Synapse?

Synapses are the junctions between either; two neurons, a neuron and a sensory cell (e.g. a photoreceptor), or a neuron and and effector cell (e.g. muscle cell). Where information is passed from one cell (presynaptic) to the other (postsynaptic). Most synapses are chemical synapses, which means that information is transferred when vesicles containing neurotransmitters fuse with the presynaptic membrane, releasing neurotransmitters into the Synaptic Cleft, the gap between the presynaptic and postsynaptic membranes.

 

Neurotransmitters diffuse into the synaptic cleft and bind to receptors on the postsynaptic membrane, triggering an effect in the postsynaptic cell. Depending on the combination of the neurotransmitter released and the postsynaptic receptor it binds to, the effect will either be excitatory, leading to depolarisation of the postsynaptic cell, or inhibitory, leading to hyperpolarisation of the postsynaptic cell.

Neurons rarely receive just one synaptic input, they normally receive both excitatory input from certain types of cell and inhibitory input from other types of cell, the excitatory input drives the firing of action potentials that carry information to the next presynapse, while inhibitory inputs may serve to modulate the activity of the neuron, e.g. by reducing the frequency of action potentials.
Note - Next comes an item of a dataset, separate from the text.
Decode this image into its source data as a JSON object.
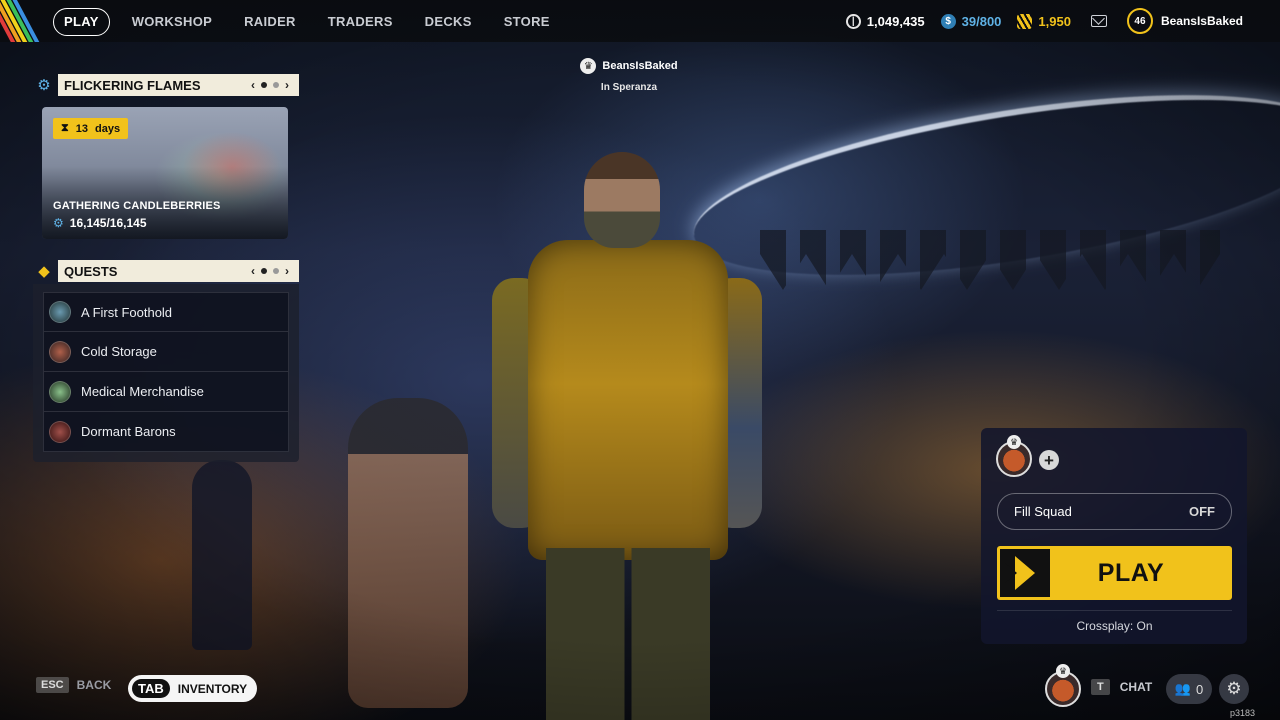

Electrical Synapses are junctions between two cells where the cells are physically connected to each other. The cells are normally connected by gap junction proteins that create a pore (the gap junction) between the cytoplasm of each cell. This relatively large pore allows ions to flow directly from one cell to the next, conveying the electrical signal with them. 

At electrical synapses, Ions diffuse from areas of high concentration to areas of lower concentration, down a concentration gradient.